(Beginning of Data)

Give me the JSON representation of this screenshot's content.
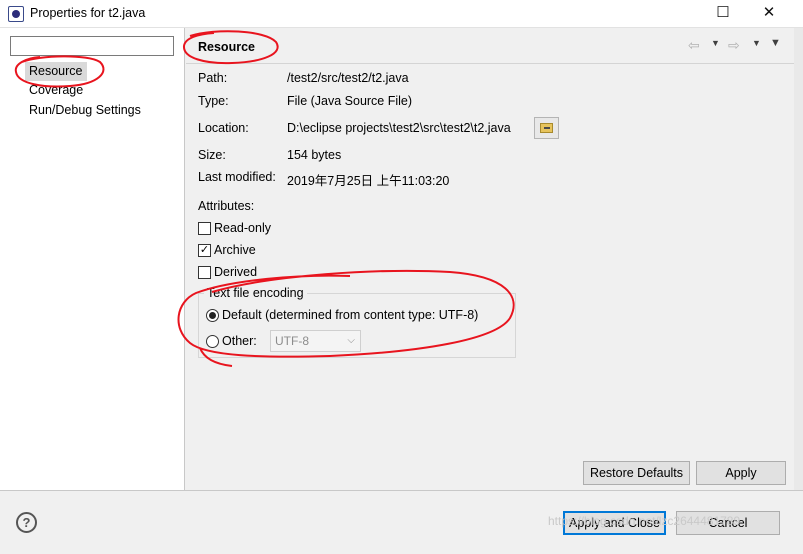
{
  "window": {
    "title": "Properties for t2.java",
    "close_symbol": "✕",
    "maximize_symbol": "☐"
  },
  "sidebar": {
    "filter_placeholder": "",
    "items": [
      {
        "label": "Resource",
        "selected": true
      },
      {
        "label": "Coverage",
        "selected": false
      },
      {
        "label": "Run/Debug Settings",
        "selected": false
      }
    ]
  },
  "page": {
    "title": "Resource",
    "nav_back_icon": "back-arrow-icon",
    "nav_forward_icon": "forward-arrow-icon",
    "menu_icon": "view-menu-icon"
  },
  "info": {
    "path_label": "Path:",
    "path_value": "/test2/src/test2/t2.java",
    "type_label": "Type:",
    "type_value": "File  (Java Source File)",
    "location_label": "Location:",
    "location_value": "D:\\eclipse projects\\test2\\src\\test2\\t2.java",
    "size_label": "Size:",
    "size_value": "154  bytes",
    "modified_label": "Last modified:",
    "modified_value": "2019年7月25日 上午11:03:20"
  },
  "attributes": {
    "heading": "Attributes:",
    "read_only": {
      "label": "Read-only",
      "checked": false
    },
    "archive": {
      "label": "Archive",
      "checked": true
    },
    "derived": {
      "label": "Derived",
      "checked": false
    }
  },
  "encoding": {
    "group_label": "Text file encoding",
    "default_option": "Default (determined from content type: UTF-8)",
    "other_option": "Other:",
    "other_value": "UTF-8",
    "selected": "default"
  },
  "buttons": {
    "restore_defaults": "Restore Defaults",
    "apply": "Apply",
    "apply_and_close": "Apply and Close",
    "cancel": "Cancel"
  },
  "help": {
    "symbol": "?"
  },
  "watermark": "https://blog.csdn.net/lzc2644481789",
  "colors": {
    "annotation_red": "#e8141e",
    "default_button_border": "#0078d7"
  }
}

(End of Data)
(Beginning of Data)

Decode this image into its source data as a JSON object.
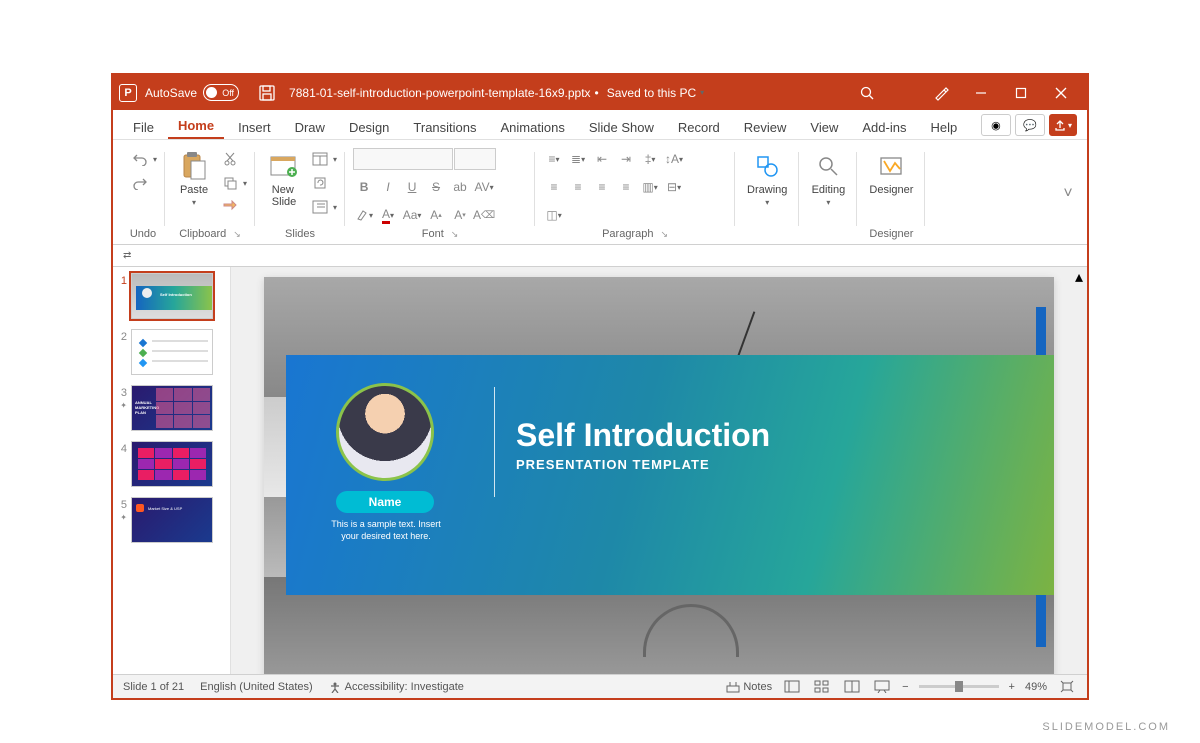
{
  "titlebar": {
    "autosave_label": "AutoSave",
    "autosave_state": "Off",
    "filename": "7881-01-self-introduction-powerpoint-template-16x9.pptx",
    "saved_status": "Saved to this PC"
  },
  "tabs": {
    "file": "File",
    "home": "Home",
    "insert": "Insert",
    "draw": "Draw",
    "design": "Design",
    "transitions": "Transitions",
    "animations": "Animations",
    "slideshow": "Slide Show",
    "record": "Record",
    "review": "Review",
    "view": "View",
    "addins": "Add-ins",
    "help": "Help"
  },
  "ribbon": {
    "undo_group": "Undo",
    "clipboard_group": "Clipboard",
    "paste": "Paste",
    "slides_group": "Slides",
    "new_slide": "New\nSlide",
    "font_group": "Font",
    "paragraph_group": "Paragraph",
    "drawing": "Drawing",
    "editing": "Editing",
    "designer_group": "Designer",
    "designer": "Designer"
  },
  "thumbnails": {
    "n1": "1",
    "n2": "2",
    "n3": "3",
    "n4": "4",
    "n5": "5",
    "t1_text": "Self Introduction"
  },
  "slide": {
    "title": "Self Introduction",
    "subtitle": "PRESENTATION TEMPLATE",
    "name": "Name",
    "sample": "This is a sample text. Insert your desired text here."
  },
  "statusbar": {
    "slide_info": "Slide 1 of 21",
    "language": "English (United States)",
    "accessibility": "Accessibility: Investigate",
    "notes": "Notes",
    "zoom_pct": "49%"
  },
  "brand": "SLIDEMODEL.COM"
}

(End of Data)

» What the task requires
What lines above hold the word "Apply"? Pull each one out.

» Response for this exercise
    "apply": "Apply",
    "apply_and_close": "Apply and Close",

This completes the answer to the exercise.